* **INSTRUCTIONS FOR THE TASK**
Copy out every line of the records where the string "name" occurs.

Top of DATA IN THIS EXERCISE

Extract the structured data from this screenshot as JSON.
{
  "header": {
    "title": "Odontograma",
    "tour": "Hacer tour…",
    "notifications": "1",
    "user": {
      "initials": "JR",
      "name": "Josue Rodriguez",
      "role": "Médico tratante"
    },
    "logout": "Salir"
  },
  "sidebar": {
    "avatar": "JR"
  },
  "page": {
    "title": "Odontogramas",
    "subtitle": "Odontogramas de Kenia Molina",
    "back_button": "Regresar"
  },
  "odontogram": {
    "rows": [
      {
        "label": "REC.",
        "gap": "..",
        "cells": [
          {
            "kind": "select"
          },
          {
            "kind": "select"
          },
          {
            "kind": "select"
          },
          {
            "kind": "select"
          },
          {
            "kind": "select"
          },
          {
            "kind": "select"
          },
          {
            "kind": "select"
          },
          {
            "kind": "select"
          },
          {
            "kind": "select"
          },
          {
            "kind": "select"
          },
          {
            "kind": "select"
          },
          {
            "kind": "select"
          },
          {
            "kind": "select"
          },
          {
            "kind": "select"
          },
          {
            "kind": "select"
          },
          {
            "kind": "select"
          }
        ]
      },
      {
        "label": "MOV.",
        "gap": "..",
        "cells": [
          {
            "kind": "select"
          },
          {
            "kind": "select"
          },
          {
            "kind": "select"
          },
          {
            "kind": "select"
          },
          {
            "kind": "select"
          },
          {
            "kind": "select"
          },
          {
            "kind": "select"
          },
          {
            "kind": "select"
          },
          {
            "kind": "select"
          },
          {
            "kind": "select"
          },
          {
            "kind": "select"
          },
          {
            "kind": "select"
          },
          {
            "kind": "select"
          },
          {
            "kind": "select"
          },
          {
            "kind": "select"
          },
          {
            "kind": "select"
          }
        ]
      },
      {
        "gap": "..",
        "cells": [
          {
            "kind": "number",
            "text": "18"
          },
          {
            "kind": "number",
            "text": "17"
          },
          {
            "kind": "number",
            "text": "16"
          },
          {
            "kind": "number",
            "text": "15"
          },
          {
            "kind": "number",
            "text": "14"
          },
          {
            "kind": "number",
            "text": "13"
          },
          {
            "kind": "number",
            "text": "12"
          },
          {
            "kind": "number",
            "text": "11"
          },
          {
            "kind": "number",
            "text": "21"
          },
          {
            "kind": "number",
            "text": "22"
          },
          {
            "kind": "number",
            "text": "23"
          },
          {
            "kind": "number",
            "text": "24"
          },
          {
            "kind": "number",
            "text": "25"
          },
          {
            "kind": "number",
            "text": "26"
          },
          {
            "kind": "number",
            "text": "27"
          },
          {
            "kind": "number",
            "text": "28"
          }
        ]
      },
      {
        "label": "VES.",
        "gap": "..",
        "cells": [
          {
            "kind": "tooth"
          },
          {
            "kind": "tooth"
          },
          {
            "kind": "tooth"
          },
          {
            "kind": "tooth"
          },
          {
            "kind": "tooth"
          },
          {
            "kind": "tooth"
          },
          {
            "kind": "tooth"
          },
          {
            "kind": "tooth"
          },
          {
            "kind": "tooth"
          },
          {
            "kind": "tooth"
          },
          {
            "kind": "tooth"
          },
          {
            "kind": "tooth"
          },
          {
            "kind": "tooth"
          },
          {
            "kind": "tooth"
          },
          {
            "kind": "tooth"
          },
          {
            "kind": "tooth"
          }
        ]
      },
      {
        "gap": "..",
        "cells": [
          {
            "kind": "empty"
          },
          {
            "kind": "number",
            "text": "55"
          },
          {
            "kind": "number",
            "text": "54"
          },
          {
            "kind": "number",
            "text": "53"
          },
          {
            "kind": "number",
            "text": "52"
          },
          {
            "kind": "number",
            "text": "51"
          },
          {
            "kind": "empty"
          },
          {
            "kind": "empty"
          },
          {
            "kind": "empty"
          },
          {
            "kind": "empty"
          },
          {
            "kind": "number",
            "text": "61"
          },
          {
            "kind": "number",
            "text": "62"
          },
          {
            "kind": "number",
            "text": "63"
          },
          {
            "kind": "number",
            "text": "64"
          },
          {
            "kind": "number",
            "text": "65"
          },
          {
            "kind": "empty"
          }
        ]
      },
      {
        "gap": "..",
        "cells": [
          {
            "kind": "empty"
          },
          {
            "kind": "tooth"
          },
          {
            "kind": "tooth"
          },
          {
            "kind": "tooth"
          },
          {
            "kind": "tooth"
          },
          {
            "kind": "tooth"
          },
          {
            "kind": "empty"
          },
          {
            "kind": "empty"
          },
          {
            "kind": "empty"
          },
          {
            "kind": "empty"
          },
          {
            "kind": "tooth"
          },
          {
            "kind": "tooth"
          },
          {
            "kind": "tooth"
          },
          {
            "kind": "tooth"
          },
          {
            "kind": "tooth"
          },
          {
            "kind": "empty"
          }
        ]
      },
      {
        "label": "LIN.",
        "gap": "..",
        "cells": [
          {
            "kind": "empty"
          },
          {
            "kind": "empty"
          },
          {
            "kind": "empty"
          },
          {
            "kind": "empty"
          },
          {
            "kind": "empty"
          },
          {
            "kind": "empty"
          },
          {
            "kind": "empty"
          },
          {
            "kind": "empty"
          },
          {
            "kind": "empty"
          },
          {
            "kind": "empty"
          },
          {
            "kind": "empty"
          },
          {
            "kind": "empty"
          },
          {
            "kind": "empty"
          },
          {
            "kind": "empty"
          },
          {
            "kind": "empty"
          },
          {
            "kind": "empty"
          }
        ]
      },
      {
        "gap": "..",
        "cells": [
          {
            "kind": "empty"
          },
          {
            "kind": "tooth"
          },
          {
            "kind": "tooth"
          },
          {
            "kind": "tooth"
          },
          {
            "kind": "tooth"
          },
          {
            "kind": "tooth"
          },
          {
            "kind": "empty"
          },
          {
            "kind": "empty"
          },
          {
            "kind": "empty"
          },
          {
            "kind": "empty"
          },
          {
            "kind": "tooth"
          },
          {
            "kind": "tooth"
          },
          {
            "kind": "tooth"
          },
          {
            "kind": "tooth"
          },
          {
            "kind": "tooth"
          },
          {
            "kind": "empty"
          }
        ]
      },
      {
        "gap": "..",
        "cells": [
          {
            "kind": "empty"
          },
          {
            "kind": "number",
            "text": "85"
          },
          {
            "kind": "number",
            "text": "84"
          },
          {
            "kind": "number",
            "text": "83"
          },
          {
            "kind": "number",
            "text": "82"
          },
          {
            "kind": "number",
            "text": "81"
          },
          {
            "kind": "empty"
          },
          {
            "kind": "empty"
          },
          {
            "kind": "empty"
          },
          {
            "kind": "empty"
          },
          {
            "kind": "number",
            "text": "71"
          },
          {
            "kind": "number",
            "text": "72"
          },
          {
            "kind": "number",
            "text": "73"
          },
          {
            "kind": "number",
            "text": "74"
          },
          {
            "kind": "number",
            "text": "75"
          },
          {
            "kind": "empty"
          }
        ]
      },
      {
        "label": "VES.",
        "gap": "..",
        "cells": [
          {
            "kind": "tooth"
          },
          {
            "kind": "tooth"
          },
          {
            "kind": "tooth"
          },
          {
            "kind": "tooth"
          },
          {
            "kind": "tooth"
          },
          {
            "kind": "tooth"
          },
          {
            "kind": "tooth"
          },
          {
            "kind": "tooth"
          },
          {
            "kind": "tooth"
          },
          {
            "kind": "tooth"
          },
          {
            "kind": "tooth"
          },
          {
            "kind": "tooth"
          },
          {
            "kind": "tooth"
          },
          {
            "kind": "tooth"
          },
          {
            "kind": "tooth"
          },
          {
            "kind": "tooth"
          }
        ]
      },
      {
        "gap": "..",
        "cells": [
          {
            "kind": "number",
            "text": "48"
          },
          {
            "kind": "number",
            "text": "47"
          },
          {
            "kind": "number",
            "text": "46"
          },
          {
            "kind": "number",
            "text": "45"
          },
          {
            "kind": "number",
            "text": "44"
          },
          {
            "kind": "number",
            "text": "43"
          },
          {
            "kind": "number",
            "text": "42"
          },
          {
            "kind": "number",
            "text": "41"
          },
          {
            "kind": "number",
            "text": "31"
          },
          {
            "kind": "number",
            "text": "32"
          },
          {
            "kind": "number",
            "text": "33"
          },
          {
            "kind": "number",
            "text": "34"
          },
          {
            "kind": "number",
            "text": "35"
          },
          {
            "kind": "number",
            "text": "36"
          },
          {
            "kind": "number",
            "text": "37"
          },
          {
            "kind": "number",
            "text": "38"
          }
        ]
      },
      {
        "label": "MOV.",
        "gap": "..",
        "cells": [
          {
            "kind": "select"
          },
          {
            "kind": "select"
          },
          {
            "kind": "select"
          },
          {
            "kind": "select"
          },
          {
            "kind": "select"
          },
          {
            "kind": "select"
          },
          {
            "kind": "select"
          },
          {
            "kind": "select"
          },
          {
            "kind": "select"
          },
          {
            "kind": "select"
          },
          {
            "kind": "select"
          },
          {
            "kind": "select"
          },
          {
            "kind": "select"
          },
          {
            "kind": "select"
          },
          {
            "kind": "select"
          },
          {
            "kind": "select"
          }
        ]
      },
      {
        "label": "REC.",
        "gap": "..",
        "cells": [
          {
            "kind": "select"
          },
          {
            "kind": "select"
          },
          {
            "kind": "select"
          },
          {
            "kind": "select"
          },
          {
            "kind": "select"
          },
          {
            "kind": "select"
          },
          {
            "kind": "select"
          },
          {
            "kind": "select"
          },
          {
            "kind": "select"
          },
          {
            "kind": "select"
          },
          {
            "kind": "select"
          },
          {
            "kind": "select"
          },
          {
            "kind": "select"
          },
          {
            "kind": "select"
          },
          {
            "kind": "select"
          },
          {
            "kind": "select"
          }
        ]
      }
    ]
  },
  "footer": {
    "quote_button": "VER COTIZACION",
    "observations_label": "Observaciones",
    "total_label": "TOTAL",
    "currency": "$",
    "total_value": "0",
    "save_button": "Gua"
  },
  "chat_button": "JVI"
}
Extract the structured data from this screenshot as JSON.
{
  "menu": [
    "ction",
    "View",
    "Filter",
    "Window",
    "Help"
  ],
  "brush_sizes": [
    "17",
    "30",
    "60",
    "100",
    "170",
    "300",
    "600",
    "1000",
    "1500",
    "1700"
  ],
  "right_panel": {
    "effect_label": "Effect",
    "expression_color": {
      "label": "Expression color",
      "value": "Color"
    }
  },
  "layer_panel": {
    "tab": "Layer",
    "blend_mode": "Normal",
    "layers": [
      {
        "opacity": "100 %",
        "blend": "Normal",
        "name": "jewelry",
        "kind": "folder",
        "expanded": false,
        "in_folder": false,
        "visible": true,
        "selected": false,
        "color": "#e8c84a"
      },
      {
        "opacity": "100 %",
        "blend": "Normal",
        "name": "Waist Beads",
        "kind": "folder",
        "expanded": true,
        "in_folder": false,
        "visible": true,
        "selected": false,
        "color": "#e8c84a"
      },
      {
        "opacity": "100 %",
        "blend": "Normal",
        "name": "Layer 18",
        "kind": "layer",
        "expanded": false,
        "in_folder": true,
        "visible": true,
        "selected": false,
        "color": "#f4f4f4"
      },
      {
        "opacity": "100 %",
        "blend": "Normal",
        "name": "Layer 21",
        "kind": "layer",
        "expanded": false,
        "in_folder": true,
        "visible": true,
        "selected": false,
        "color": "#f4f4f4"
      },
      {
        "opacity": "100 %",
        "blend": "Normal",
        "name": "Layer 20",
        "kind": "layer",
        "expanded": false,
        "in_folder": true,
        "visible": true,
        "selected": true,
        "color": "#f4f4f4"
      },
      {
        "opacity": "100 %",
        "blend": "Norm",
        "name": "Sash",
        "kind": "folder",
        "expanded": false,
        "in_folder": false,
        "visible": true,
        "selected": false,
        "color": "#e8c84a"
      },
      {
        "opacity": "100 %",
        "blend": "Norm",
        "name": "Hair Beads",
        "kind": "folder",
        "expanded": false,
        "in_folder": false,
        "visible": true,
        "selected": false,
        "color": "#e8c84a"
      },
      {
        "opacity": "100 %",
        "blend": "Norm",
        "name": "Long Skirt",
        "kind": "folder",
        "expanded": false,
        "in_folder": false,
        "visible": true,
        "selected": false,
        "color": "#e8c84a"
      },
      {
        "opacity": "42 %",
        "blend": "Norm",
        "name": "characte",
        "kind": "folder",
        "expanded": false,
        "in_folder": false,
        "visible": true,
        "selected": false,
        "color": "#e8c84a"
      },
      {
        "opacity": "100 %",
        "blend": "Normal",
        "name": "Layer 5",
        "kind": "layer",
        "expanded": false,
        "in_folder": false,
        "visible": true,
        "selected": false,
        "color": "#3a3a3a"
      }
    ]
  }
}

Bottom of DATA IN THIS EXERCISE

* **EXERCISE OUTPUT**
      "name": "Josue Rodriguez",
        "name": "jewelry",
        "name": "Waist Beads",
        "name": "Layer 18",
        "name": "Layer 21",
        "name": "Layer 20",
        "name": "Sash",
        "name": "Hair Beads",
        "name": "Long Skirt",
        "name": "characte",
        "name": "Layer 5",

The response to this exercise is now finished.